    • Isabel Gibson

      Tom – When I see bad writing/thinking (they’re indistinguishable sometimes) I suspect it’s because there’s no return to the organization in doing any better. I mean, where else am I gonna go for the Ontario Drug Benefit Program, or for unnecessary details on Old Age Security? Maybe we need to introduce competition into government. As for your name, it’s safe with me.

  2. I love organizational projects. 😀
    One year I saved every piece of mail that came. I have the number somewhere. It included 50 Christmas cards for our mascots Bear and Hemmy.

    I am not a hoarder, but this year I am keeping a list of all items I pitch w/comments/apposite stories. I started out wanting to pitch 365, but soon bumped that up to 1,000. I am now at 947, so will forget 1,000. Too easy. Pitching 60+ National Geographics from 1980s, 90s. Never read the articles: “magazine” too hard to keep open, but now reading a few and looking on-line to include advances/outcomes/images in last 25-30 years.

    Please don’t let me make a book of this…. But it would be an interesting document for posterity, says 200 years, when perhaps nothing will be pitched: too precious, aprés the Apocalypse.

    A friend got on the bandwagon of this and pitched 1,400 items from her bathroom! (Such an even number…)
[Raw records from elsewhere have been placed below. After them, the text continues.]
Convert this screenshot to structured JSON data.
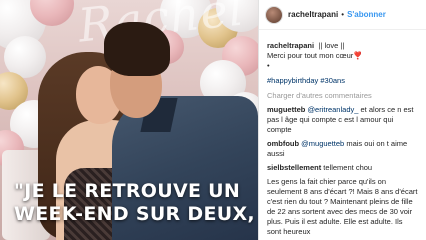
{
  "photo": {
    "background_text": "Rachel",
    "quote": "\"JE LE RETROUVE UN WEEK-END SUR DEUX,"
  },
  "post": {
    "header": {
      "username": "racheltrapani",
      "separator": "•",
      "follow_label": "S'abonner"
    },
    "caption": {
      "username": "racheltrapani",
      "text": "|| love ||",
      "line2": "Merci pour tout mon cœur❣️",
      "dots": "•",
      "hashtags": "#happybirthday #30ans"
    },
    "load_more": "Charger d'autres commentaires",
    "comments": [
      {
        "username": "muguetteb",
        "mention": "@eritreanlady_",
        "text": "et alors ce n est pas l âge qui compte c est l amour qui compte"
      },
      {
        "username": "ombfoub",
        "mention": "@muguetteb",
        "text": "mais oui on t aime aussi"
      },
      {
        "username": "sielbstellement",
        "mention": "",
        "text": "tellement chou"
      },
      {
        "username": "",
        "mention": "",
        "text": "Les gens la fait chier parce qu'ils on seulement 8 ans d'écart ?! Mais 8 ans d'écart c'est rien du tout ? Maintenant pleins de fille de 22 ans sortent avec des mecs de 30 voir plus. Puis il est adulte. Elle est adulte. Ils sont heureux"
      }
    ]
  }
}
    P.S. Know this guy? https://iamjamesward.com
    “I Like Boring Things” website with jpg compilations like, “Things I Held in My Left Hand in 2016”

    • Isabel Gibson

      Barbara – I didn’t know him, so thanks! I’d forgotten about your divestment project, and agree that 1,400 is suspiciously even. I do remember thinking I could take a picture of everything I throw out and making a poster or somesuch.

      • My sister, also on the ‘game’, sends me jpgs taken with her phone. She says things do resist pitching. My own high score is due to pitching a lot of original drawings, etc., I have scanned, and notes, maps, etc. re Nebraska.
        It is hard: I feel like I am getting my affairs in order sometimes, but it has to be done at some point.

        Last year, I gave away ~3000 of my objects to Bill Staubi, who does assemblages. You will see two he did in thanks for us.

        • Isabel Gibson

          Barbara – Yes, they have minds – or, at least, a will. Would Bill Staubi like some telephone cords? I know someone who has more than he requires.

  3. John Whitman

    Isabel – Once you get the first government missive from Ontario reminding you that you are about to turn 65 – as if you really needed to be reminded of something like that – it might make you feel better to know that that is probably the last correspondence you’ll receive from Ontario on the subject. At least that was how it was for me. All that to say that you can probably wait a bit before you start writing to the Queen.
    John W